What you should do: Print the data below exactly as it appears.

Dataset:
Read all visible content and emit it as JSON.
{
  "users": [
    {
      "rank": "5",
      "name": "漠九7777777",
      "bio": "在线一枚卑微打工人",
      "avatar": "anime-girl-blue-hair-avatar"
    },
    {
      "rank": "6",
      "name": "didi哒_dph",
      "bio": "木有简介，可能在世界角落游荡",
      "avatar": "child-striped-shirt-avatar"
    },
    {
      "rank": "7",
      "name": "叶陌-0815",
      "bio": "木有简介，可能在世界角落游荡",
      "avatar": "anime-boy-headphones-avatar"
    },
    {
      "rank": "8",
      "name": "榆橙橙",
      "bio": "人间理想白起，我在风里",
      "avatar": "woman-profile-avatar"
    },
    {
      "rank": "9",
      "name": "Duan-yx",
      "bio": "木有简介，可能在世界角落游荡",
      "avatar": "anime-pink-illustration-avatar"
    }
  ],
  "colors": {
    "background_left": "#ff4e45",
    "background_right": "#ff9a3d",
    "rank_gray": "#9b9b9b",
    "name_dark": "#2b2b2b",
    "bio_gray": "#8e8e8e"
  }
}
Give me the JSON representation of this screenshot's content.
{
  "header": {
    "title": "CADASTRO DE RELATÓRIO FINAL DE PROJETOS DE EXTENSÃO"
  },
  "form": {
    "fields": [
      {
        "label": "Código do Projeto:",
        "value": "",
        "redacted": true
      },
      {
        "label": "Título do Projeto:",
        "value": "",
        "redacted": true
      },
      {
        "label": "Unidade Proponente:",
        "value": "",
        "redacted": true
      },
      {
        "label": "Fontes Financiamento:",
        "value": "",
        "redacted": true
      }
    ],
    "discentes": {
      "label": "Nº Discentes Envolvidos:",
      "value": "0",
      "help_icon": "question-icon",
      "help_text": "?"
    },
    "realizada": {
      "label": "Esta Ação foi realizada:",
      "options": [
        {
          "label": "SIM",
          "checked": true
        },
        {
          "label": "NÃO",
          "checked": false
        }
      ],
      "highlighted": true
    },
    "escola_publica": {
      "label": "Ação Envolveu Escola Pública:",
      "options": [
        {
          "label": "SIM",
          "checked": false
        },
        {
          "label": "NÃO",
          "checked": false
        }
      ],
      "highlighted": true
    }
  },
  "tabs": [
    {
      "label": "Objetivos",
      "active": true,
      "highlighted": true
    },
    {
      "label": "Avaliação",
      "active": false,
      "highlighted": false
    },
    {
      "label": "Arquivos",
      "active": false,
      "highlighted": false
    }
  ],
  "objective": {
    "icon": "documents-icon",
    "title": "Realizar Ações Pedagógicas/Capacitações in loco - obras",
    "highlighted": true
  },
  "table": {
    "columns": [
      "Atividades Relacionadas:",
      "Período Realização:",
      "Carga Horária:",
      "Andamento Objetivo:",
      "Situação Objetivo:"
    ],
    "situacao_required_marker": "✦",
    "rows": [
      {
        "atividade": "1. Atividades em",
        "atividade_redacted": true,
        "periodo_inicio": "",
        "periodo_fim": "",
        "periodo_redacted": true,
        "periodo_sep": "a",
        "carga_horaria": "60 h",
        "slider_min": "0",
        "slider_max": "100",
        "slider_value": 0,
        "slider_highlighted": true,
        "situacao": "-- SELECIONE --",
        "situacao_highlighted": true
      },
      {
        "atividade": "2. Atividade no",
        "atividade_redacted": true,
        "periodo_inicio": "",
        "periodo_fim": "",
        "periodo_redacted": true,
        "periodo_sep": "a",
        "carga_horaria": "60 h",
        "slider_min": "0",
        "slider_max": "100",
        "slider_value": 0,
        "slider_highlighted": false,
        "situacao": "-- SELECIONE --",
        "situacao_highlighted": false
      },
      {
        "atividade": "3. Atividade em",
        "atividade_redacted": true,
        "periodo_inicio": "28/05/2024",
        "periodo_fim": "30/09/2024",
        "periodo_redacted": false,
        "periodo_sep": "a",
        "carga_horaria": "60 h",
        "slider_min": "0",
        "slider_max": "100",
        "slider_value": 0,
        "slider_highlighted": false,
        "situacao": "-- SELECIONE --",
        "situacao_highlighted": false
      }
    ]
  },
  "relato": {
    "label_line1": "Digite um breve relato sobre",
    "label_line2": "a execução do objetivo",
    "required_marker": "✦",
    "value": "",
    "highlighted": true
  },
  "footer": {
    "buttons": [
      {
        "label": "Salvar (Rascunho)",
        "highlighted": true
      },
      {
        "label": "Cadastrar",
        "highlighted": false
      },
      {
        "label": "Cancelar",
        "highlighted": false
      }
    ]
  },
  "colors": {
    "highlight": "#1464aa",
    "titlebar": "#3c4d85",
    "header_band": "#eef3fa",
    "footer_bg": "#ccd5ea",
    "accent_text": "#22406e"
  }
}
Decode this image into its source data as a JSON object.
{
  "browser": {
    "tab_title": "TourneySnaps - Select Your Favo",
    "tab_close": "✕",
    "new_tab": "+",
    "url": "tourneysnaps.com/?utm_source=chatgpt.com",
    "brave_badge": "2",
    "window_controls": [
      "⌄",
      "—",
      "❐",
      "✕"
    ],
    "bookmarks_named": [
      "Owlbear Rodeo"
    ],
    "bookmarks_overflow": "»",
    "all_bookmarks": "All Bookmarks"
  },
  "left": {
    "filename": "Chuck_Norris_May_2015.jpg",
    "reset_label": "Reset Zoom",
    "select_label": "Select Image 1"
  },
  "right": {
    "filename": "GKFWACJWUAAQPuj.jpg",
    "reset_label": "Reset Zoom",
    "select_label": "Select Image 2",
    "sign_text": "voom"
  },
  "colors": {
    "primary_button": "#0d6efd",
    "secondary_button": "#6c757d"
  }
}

Exercise solution:
Read all visible content and emit it as JSON.
{
  "users": [
    {
      "rank": "5",
      "name": "漠九7777777",
      "bio": "在线一枚卑微打工人",
      "avatar": "anime-girl-blue-hair-avatar"
    },
    {
      "rank": "6",
      "name": "didi哒_dph",
      "bio": "木有简介，可能在世界角落游荡",
      "avatar": "child-striped-shirt-avatar"
    },
    {
      "rank": "7",
      "name": "叶陌-0815",
      "bio": "木有简介，可能在世界角落游荡",
      "avatar": "anime-boy-headphones-avatar"
    },
    {
      "rank": "8",
      "name": "榆橙橙",
      "bio": "人间理想白起，我在风里",
      "avatar": "woman-profile-avatar"
    },
    {
      "rank": "9",
      "name": "Duan-yx",
      "bio": "木有简介，可能在世界角落游荡",
      "avatar": "anime-pink-illustration-avatar"
    }
  ],
  "colors": {
    "background_left": "#ff4e45",
    "background_right": "#ff9a3d",
    "rank_gray": "#9b9b9b",
    "name_dark": "#2b2b2b",
    "bio_gray": "#8e8e8e"
  }
}
Give me the JSON representation of this screenshot's content.
{
  "header": {
    "title": "CADASTRO DE RELATÓRIO FINAL DE PROJETOS DE EXTENSÃO"
  },
  "form": {
    "fields": [
      {
        "label": "Código do Projeto:",
        "value": "",
        "redacted": true
      },
      {
        "label": "Título do Projeto:",
        "value": "",
        "redacted": true
      },
      {
        "label": "Unidade Proponente:",
        "value": "",
        "redacted": true
      },
      {
        "label": "Fontes Financiamento:",
        "value": "",
        "redacted": true
      }
    ],
    "discentes": {
      "label": "Nº Discentes Envolvidos:",
      "value": "0",
      "help_icon": "question-icon",
      "help_text": "?"
    },
    "realizada": {
      "label": "Esta Ação foi realizada:",
      "options": [
        {
          "label": "SIM",
          "checked": true
        },
        {
          "label": "NÃO",
          "checked": false
        }
      ],
      "highlighted": true
    },
    "escola_publica": {
      "label": "Ação Envolveu Escola Pública:",
      "options": [
        {
          "label": "SIM",
          "checked": false
        },
        {
          "label": "NÃO",
          "checked": false
        }
      ],
      "highlighted": true
    }
  },
  "tabs": [
    {
      "label": "Objetivos",
      "active": true,
      "highlighted": true
    },
    {
      "label": "Avaliação",
      "active": false,
      "highlighted": false
    },
    {
      "label": "Arquivos",
      "active": false,
      "highlighted": false
    }
  ],
  "objective": {
    "icon": "documents-icon",
    "title": "Realizar Ações Pedagógicas/Capacitações in loco - obras",
    "highlighted": true
  },
  "table": {
    "columns": [
      "Atividades Relacionadas:",
      "Período Realização:",
      "Carga Horária:",
      "Andamento Objetivo:",
      "Situação Objetivo:"
    ],
    "situacao_required_marker": "✦",
    "rows": [
      {
        "atividade": "1. Atividades em",
        "atividade_redacted": true,
        "periodo_inicio": "",
        "periodo_fim": "",
        "periodo_redacted": true,
        "periodo_sep": "a",
        "carga_horaria": "60 h",
        "slider_min": "0",
        "slider_max": "100",
        "slider_value": 0,
        "slider_highlighted": true,
        "situacao": "-- SELECIONE --",
        "situacao_highlighted": true
      },
      {
        "atividade": "2. Atividade no",
        "atividade_redacted": true,
        "periodo_inicio": "",
        "periodo_fim": "",
        "periodo_redacted": true,
        "periodo_sep": "a",
        "carga_horaria": "60 h",
        "slider_min": "0",
        "slider_max": "100",
        "slider_value": 0,
        "slider_highlighted": false,
        "situacao": "-- SELECIONE --",
        "situacao_highlighted": false
      },
      {
        "atividade": "3. Atividade em",
        "atividade_redacted": true,
        "periodo_inicio": "28/05/2024",
        "periodo_fim": "30/09/2024",
        "periodo_redacted": false,
        "periodo_sep": "a",
        "carga_horaria": "60 h",
        "slider_min": "0",
        "slider_max": "100",
        "slider_value": 0,
        "slider_highlighted": false,
        "situacao": "-- SELECIONE --",
        "situacao_highlighted": false
      }
    ]
  },
  "relato": {
    "label_line1": "Digite um breve relato sobre",
    "label_line2": "a execução do objetivo",
    "required_marker": "✦",
    "value": "",
    "highlighted": true
  },
  "footer": {
    "buttons": [
      {
        "label": "Salvar (Rascunho)",
        "highlighted": true
      },
      {
        "label": "Cadastrar",
        "highlighted": false
      },
      {
        "label": "Cancelar",
        "highlighted": false
      }
    ]
  },
  "colors": {
    "highlight": "#1464aa",
    "titlebar": "#3c4d85",
    "header_band": "#eef3fa",
    "footer_bg": "#ccd5ea",
    "accent_text": "#22406e"
  }
}
Decode this image into its source data as a JSON object.
{
  "browser": {
    "tab_title": "TourneySnaps - Select Your Favo",
    "tab_close": "✕",
    "new_tab": "+",
    "url": "tourneysnaps.com/?utm_source=chatgpt.com",
    "brave_badge": "2",
    "window_controls": [
      "⌄",
      "—",
      "❐",
      "✕"
    ],
    "bookmarks_named": [
      "Owlbear Rodeo"
    ],
    "bookmarks_overflow": "»",
    "all_bookmarks": "All Bookmarks"
  },
  "left": {
    "filename": "Chuck_Norris_May_2015.jpg",
    "reset_label": "Reset Zoom",
    "select_label": "Select Image 1"
  },
  "right": {
    "filename": "GKFWACJWUAAQPuj.jpg",
    "reset_label": "Reset Zoom",
    "select_label": "Select Image 2",
    "sign_text": "voom"
  },
  "colors": {
    "primary_button": "#0d6efd",
    "secondary_button": "#6c757d"
  }
}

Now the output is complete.